■ Task to complete:
In the material below, find each line with the string "Honda" and copy it.
BEGIN Data shown
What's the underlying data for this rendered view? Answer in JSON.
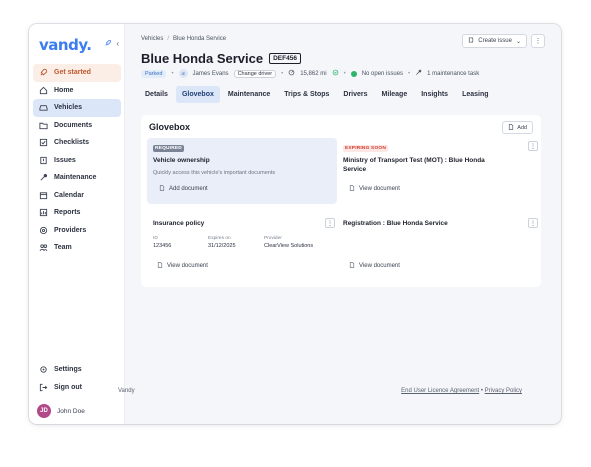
{
  "sidebar": {
    "logo": "vandy.",
    "items": [
      {
        "label": "Get started",
        "icon": "rocket-icon",
        "state": "highlight"
      },
      {
        "label": "Home",
        "icon": "home-icon"
      },
      {
        "label": "Vehicles",
        "icon": "car-icon",
        "state": "active"
      },
      {
        "label": "Documents",
        "icon": "folder-icon"
      },
      {
        "label": "Checklists",
        "icon": "checklist-icon"
      },
      {
        "label": "Issues",
        "icon": "issue-icon"
      },
      {
        "label": "Maintenance",
        "icon": "wrench-icon"
      },
      {
        "label": "Calendar",
        "icon": "calendar-icon"
      },
      {
        "label": "Reports",
        "icon": "reports-icon"
      },
      {
        "label": "Providers",
        "icon": "providers-icon"
      },
      {
        "label": "Team",
        "icon": "team-icon"
      }
    ],
    "bottom_items": [
      {
        "label": "Settings",
        "icon": "gear-icon"
      },
      {
        "label": "Sign out",
        "icon": "signout-icon"
      }
    ],
    "user": {
      "initials": "JD",
      "name": "John Doe"
    }
  },
  "breadcrumb": {
    "root": "Vehicles",
    "sep": "/",
    "current": "Blue Honda Service"
  },
  "header": {
    "create_issue": "Create issue",
    "title": "Blue Honda Service",
    "plate": "DEF456",
    "status": "Parked",
    "driver_initials": "JE",
    "driver": "James Evans",
    "change_driver": "Change driver",
    "mileage": "15,862 mi",
    "open_issues": "No open issues",
    "maintenance": "1 maintenance task"
  },
  "tabs": [
    "Details",
    "Glovebox",
    "Maintenance",
    "Trips & Stops",
    "Drivers",
    "Mileage",
    "Insights",
    "Leasing"
  ],
  "active_tab": "Glovebox",
  "glovebox": {
    "title": "Glovebox",
    "add_label": "Add",
    "cards": {
      "ownership": {
        "badge": "REQUIRED",
        "title": "Vehicle ownership",
        "subtitle": "Quickly access this vehicle's important documents",
        "action": "Add document"
      },
      "mot": {
        "badge": "EXPIRING SOON",
        "title": "Ministry of Transport Test (MOT) : Blue Honda Service",
        "action": "View document"
      },
      "insurance": {
        "title": "Insurance policy",
        "fields": [
          {
            "label": "ID",
            "value": "123456"
          },
          {
            "label": "Expires on",
            "value": "31/12/2025"
          },
          {
            "label": "Provider",
            "value": "ClearView Solutions"
          }
        ],
        "action": "View document"
      },
      "registration": {
        "title": "Registration : Blue Honda Service",
        "action": "View document"
      }
    }
  },
  "footer": {
    "brand": "Vandy",
    "eula": "End User Licence Agreement",
    "sep": "•",
    "privacy": "Privacy Policy"
  }
}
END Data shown
■ Solution:
    "current": "Blue Honda Service"
    "title": "Blue Honda Service",
        "title": "Ministry of Transport Test (MOT) : Blue Honda Service",
        "title": "Registration : Blue Honda Service",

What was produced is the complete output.